◆ **Task objective**
Retrieve each line that contains the word "name" from the entries below.

◆ **Input material**
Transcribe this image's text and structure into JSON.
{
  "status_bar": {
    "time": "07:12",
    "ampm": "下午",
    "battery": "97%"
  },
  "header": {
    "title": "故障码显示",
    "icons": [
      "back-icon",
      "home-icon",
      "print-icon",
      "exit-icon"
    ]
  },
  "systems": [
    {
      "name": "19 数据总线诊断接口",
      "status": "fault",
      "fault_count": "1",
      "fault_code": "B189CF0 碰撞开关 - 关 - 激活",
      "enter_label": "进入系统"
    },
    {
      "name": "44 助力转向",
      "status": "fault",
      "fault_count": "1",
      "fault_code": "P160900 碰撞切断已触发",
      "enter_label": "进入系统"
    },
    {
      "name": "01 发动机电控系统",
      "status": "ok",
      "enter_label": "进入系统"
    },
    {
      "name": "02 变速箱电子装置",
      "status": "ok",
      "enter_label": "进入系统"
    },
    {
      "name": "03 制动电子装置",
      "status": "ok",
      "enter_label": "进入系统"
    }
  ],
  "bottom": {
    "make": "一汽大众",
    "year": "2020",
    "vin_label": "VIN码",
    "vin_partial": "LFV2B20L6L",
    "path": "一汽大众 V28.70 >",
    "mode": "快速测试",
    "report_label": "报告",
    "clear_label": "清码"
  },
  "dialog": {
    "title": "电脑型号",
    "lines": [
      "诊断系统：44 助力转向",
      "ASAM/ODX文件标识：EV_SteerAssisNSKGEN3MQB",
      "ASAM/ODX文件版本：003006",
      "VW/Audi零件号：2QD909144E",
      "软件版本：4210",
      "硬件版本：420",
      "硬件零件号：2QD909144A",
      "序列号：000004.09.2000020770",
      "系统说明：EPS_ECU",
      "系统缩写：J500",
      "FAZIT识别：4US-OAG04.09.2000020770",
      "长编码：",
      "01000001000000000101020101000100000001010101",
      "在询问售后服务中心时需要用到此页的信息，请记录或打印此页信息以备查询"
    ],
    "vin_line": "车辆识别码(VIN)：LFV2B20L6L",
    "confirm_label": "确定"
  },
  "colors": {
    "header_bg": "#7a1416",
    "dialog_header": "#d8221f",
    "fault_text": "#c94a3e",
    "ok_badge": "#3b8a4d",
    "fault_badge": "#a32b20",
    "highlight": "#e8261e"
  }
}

◆ **Solution to this problem**
      "name": "19 数据总线诊断接口",
      "name": "44 助力转向",
      "name": "01 发动机电控系统",
      "name": "02 变速箱电子装置",
      "name": "03 制动电子装置",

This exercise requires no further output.